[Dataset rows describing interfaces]
============
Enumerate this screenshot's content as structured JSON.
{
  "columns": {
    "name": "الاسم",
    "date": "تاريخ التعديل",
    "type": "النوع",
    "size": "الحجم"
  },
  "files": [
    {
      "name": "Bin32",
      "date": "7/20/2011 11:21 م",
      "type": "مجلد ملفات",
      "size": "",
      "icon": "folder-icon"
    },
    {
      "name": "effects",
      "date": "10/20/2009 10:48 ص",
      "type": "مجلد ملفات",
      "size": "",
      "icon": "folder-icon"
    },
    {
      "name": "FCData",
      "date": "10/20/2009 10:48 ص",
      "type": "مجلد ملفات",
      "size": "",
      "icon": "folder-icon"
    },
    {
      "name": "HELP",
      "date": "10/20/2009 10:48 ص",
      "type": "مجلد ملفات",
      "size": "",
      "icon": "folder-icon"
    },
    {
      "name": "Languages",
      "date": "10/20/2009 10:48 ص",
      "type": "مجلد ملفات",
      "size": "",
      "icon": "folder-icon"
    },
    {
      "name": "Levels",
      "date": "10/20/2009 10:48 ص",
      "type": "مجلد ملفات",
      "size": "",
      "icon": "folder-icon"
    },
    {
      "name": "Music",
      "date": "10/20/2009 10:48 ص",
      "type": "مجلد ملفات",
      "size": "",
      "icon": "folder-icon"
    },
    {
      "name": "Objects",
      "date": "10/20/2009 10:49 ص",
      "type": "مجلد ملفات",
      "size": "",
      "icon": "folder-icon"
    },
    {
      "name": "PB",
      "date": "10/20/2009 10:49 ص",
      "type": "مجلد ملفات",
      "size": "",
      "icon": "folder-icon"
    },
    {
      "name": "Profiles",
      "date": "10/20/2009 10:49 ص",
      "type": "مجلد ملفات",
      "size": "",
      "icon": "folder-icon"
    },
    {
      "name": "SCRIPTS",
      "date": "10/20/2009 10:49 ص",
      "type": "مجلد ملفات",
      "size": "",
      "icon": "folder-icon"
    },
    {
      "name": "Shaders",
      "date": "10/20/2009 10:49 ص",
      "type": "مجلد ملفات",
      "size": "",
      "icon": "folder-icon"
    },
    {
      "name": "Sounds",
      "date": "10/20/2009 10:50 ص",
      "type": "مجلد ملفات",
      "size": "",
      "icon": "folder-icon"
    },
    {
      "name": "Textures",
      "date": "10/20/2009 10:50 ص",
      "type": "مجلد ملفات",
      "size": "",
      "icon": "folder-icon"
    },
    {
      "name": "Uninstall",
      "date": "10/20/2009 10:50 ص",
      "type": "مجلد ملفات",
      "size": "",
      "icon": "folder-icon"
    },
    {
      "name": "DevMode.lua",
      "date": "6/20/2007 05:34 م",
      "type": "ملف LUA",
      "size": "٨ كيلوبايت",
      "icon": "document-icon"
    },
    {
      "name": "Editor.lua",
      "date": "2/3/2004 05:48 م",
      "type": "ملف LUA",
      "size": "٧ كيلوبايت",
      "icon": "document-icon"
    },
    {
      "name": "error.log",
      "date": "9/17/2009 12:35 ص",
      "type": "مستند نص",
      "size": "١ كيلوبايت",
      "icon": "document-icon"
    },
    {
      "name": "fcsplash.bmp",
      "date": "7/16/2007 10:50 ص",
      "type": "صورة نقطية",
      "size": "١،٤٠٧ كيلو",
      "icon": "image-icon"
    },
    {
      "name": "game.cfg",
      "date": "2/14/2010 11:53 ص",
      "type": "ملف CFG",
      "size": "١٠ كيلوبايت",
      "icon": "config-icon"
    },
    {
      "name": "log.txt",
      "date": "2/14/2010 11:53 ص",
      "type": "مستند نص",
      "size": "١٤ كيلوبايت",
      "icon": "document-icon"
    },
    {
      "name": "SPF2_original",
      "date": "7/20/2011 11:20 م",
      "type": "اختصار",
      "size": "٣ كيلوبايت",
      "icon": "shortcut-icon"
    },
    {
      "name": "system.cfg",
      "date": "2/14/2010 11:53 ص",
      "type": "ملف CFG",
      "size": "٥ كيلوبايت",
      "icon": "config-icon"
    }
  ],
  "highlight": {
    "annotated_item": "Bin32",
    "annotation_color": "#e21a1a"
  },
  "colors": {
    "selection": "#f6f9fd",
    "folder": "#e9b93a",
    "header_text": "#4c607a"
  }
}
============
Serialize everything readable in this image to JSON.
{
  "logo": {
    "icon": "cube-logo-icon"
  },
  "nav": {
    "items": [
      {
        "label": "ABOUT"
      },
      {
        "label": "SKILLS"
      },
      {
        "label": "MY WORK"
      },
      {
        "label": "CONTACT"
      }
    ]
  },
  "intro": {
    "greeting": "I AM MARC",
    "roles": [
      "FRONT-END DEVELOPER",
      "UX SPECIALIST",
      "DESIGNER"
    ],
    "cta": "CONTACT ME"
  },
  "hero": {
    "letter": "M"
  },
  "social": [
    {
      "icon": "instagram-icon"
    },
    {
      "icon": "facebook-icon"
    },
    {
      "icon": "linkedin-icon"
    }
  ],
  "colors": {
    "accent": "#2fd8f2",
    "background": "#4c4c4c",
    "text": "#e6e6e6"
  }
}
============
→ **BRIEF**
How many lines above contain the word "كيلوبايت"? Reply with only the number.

→ **EXERCISE SOLUTION**
7